Below are records. Find each line in them that holds the word "icon" and copy it.

Records for the exercise START

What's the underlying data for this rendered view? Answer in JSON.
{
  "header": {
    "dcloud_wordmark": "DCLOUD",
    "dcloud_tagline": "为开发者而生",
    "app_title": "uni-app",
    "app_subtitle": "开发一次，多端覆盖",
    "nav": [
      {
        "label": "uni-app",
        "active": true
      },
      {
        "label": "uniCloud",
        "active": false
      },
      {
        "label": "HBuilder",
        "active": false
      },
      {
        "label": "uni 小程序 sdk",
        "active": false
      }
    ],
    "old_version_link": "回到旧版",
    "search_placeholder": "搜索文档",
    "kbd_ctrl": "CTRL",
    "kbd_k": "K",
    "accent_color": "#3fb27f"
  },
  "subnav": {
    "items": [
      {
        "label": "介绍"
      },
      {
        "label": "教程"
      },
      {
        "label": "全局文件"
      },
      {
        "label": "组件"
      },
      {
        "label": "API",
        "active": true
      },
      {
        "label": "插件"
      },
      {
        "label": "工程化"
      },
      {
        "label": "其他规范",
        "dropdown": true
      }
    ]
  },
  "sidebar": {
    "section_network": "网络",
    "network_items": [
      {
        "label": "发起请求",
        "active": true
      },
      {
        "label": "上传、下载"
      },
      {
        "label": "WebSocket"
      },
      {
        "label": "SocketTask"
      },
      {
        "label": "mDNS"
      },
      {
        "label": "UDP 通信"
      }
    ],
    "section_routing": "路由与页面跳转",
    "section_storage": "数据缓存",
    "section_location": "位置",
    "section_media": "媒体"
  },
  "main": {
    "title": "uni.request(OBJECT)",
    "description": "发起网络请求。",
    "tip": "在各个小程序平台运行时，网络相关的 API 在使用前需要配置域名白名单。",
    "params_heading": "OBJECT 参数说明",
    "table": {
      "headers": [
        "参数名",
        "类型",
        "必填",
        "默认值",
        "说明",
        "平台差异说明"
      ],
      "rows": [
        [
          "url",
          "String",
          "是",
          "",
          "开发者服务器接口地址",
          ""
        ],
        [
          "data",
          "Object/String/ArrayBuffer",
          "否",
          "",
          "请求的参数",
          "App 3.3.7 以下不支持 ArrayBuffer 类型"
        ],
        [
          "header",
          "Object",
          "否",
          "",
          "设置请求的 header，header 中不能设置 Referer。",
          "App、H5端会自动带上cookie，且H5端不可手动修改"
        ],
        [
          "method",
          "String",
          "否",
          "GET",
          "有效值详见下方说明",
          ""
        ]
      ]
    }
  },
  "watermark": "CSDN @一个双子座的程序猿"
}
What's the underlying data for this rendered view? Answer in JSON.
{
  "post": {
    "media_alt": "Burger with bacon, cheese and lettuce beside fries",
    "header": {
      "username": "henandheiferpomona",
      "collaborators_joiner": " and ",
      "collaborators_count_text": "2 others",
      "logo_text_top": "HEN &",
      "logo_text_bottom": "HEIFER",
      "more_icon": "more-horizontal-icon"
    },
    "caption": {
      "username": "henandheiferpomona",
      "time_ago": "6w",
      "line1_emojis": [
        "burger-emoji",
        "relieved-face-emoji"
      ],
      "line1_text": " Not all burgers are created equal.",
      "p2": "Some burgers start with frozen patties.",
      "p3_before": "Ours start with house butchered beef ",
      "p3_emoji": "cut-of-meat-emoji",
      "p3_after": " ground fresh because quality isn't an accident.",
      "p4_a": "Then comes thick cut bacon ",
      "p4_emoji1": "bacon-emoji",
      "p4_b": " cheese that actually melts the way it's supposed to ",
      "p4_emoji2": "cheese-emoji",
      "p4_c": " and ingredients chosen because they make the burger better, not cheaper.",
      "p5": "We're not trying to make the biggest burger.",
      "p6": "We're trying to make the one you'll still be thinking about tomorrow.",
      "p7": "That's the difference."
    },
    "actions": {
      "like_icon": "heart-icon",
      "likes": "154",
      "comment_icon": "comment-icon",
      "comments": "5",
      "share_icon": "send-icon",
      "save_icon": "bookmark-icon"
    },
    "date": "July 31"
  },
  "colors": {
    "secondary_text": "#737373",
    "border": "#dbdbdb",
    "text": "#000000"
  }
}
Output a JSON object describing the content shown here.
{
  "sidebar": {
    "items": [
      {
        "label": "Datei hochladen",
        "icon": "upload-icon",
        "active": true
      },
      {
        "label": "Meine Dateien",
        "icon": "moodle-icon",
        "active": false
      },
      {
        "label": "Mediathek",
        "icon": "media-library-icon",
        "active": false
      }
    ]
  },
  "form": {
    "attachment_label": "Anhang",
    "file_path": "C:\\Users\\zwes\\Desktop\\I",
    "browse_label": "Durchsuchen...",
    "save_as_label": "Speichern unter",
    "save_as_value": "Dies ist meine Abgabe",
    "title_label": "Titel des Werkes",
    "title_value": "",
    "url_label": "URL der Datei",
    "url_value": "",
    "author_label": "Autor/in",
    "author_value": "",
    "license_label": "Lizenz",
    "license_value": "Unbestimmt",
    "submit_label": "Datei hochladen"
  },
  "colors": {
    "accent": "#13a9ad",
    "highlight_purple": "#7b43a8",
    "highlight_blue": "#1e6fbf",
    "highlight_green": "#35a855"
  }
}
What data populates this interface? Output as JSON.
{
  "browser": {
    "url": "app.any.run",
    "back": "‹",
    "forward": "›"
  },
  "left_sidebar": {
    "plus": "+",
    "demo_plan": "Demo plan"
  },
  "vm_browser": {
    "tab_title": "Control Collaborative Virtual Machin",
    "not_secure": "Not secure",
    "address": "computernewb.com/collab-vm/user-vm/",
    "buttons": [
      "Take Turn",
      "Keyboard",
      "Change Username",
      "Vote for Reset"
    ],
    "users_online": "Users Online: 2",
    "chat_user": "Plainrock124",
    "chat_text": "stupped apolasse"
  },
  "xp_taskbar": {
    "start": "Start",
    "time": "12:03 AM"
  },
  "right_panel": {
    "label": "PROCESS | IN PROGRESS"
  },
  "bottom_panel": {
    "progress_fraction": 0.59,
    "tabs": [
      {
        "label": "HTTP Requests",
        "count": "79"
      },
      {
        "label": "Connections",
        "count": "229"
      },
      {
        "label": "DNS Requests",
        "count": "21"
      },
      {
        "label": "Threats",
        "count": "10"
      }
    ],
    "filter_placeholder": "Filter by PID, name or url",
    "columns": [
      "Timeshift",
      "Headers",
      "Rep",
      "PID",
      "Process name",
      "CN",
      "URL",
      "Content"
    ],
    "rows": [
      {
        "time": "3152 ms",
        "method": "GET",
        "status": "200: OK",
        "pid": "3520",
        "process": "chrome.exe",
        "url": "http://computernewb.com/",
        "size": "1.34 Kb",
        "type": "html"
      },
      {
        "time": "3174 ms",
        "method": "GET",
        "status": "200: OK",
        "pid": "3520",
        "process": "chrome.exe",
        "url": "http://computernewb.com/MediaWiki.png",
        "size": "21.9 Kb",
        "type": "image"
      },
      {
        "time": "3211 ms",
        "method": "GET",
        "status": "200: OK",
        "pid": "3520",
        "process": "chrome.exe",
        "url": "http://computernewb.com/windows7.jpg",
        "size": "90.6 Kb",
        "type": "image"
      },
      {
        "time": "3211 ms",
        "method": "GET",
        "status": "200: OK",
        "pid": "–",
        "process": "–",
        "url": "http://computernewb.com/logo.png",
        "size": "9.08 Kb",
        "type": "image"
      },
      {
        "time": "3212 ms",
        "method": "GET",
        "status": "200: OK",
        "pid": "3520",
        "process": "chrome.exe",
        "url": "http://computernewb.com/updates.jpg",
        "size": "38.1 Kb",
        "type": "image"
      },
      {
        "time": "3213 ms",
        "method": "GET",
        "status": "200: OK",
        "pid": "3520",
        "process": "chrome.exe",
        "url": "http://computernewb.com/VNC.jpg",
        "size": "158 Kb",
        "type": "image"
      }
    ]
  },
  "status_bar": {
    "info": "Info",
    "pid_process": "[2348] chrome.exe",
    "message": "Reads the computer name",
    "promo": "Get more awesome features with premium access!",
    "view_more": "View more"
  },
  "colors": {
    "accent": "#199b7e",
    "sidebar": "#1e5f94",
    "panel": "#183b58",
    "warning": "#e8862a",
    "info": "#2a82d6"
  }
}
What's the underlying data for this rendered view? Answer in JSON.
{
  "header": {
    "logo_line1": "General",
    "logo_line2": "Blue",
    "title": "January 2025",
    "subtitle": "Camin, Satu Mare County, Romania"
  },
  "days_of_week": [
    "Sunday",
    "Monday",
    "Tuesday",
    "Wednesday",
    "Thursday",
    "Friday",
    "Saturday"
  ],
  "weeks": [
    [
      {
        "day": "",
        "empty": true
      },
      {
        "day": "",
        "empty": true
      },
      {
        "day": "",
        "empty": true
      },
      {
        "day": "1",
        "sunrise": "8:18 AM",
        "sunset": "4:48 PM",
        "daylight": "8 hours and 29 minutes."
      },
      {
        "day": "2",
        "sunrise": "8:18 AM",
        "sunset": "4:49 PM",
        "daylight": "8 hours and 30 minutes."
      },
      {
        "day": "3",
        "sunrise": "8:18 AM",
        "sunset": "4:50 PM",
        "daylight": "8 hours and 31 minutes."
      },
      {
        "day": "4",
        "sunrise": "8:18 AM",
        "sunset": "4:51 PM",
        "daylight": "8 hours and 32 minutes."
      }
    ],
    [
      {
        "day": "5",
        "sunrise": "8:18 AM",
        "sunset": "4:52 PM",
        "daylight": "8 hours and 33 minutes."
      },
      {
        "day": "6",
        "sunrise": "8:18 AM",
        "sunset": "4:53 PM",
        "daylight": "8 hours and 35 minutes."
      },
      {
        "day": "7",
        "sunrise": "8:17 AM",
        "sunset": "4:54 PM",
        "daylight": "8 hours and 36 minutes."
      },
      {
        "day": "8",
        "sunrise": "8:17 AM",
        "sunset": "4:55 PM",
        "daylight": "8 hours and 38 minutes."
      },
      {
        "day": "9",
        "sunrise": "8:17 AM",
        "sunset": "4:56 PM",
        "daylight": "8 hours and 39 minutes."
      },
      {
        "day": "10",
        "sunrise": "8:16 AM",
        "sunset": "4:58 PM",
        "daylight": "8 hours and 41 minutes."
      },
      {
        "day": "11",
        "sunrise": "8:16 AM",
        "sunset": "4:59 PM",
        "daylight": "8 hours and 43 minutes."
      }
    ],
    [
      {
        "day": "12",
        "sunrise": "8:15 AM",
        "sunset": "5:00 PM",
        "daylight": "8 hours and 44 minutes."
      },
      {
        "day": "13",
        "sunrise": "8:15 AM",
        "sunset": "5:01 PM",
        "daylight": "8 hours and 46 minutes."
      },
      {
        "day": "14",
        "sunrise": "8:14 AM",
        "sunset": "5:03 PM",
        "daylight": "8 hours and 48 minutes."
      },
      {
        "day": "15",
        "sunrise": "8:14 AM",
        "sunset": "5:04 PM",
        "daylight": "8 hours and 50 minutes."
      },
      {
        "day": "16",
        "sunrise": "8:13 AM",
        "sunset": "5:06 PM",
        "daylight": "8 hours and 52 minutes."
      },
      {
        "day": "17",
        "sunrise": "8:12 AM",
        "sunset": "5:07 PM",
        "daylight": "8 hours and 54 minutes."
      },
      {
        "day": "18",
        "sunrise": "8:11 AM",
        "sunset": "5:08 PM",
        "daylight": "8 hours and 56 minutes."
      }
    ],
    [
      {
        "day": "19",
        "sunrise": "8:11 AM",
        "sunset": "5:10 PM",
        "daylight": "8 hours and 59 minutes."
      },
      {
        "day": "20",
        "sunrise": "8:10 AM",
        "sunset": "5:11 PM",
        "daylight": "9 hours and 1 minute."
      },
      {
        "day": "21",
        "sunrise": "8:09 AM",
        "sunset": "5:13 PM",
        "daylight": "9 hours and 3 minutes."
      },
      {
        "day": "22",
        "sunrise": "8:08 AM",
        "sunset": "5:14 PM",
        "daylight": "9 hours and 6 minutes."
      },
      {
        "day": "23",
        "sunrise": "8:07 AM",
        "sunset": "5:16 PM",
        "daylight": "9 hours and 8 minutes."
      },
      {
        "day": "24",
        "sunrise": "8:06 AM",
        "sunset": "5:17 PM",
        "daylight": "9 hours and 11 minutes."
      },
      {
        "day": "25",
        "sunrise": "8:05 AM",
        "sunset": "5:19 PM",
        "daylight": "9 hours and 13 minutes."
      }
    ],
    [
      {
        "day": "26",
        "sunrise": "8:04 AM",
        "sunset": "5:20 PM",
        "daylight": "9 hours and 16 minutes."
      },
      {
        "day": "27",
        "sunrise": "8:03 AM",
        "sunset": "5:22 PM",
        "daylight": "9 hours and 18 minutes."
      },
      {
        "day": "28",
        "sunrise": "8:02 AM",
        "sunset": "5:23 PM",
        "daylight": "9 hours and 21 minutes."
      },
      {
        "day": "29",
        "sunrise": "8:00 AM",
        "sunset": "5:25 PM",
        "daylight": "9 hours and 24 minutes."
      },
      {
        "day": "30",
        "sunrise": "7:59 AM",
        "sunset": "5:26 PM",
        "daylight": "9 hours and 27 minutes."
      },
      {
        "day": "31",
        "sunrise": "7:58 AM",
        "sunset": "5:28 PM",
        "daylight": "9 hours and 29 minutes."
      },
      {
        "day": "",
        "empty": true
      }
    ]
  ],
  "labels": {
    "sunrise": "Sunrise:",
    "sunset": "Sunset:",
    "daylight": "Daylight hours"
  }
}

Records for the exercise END

__Response to this exercise__
      "more_icon": "more-horizontal-icon"
      "like_icon": "heart-icon",
      "comment_icon": "comment-icon",
      "share_icon": "send-icon",
      "save_icon": "bookmark-icon"
        "icon": "upload-icon",
        "icon": "moodle-icon",
        "icon": "media-library-icon",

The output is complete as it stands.